• **THE PROBLEM**
Copy the records below exactly, leaving out any pictures.

• **ENTRIES PROVIDED**
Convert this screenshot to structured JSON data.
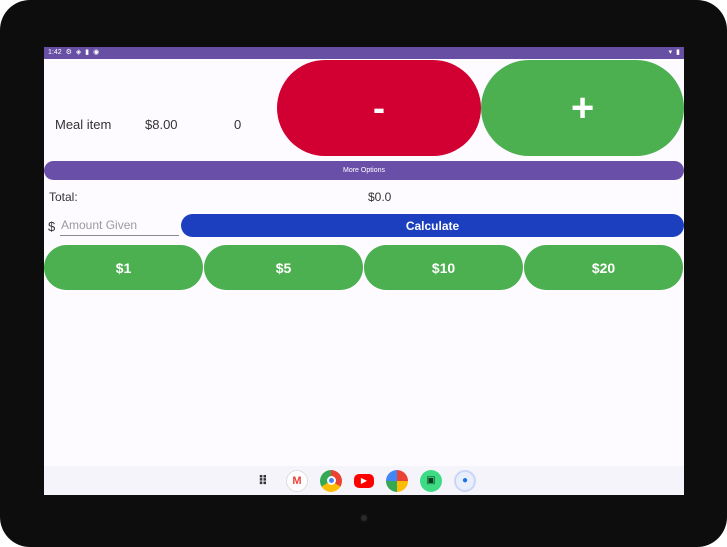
{
  "status_bar": {
    "time": "1:42",
    "left_icons": [
      "gear-icon",
      "shield-icon",
      "sim-icon",
      "android-icon"
    ],
    "right_icons": [
      "wifi-icon",
      "battery-icon"
    ]
  },
  "meal": {
    "label": "Meal item",
    "price": "$8.00",
    "quantity": "0",
    "minus_label": "-",
    "plus_label": "+"
  },
  "more_options_label": "More Options",
  "total": {
    "label": "Total:",
    "value": "$0.0"
  },
  "payment": {
    "currency_symbol": "$",
    "amount_placeholder": "Amount Given",
    "amount_value": "",
    "calculate_label": "Calculate"
  },
  "quick_amounts": [
    "$1",
    "$5",
    "$10",
    "$20"
  ],
  "dock": {
    "apps": [
      "apps-grid-icon",
      "gmail-icon",
      "chrome-icon",
      "youtube-icon",
      "photos-icon",
      "android-icon",
      "messages-icon"
    ]
  },
  "colors": {
    "status_bar": "#6750a4",
    "minus_button": "#d20032",
    "plus_button": "#4caf50",
    "more_options": "#6a4fa8",
    "calculate_button": "#1b3fbf",
    "quick_button": "#4caf50"
  }
}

• **RESPONSE AREA**
Convert this screenshot to structured JSON data.
{
  "status_bar": {
    "time": "1:42",
    "left_icons": [
      "gear-icon",
      "shield-icon",
      "sim-icon",
      "android-icon"
    ],
    "right_icons": [
      "wifi-icon",
      "battery-icon"
    ]
  },
  "meal": {
    "label": "Meal item",
    "price": "$8.00",
    "quantity": "0",
    "minus_label": "-",
    "plus_label": "+"
  },
  "more_options_label": "More Options",
  "total": {
    "label": "Total:",
    "value": "$0.0"
  },
  "payment": {
    "currency_symbol": "$",
    "amount_placeholder": "Amount Given",
    "amount_value": "",
    "calculate_label": "Calculate"
  },
  "quick_amounts": [
    "$1",
    "$5",
    "$10",
    "$20"
  ],
  "dock": {
    "apps": [
      "apps-grid-icon",
      "gmail-icon",
      "chrome-icon",
      "youtube-icon",
      "photos-icon",
      "android-icon",
      "messages-icon"
    ]
  },
  "colors": {
    "status_bar": "#6750a4",
    "minus_button": "#d20032",
    "plus_button": "#4caf50",
    "more_options": "#6a4fa8",
    "calculate_button": "#1b3fbf",
    "quick_button": "#4caf50"
  }
}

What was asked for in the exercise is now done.